*EXERCISE GOAL*. Return all lines from the listing below in which the string "title" occurs.

#####

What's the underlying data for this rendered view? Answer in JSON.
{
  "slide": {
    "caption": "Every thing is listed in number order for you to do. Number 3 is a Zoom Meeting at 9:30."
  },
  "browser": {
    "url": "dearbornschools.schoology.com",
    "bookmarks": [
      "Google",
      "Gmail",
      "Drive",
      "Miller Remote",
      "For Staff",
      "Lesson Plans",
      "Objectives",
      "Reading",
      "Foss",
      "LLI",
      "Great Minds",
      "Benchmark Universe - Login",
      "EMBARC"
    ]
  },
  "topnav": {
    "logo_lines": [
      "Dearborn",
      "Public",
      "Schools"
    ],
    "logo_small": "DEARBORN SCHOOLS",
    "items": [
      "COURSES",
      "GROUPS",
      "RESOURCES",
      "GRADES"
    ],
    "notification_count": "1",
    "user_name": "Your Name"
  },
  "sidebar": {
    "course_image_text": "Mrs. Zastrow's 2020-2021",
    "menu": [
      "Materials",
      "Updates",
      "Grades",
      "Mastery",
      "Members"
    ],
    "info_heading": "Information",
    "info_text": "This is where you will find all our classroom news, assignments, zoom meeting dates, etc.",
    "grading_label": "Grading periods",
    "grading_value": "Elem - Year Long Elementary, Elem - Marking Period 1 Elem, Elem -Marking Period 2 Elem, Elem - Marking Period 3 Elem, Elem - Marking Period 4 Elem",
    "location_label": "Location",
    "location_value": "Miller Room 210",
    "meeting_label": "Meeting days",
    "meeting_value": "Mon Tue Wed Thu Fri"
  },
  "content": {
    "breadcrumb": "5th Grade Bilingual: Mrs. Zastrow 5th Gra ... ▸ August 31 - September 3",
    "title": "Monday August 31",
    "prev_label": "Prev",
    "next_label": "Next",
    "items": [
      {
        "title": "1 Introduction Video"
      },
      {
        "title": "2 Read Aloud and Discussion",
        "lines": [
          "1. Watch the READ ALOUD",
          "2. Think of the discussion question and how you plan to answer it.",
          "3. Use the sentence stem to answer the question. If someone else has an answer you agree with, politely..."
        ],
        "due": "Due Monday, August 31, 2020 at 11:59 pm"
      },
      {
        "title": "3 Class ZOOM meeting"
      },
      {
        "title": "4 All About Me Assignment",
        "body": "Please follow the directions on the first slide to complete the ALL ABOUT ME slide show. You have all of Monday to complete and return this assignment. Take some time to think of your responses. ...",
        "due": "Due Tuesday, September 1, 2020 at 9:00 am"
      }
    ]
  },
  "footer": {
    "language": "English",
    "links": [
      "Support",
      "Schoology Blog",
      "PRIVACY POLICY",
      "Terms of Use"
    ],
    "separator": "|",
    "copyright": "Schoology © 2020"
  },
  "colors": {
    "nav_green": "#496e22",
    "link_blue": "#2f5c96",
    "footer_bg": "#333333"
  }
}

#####

*SOLUTION FOR THIS EXERCISE*.
    "title": "Monday August 31",
        "title": "1 Introduction Video"
        "title": "2 Read Aloud and Discussion",
        "title": "3 Class ZOOM meeting"
        "title": "4 All About Me Assignment",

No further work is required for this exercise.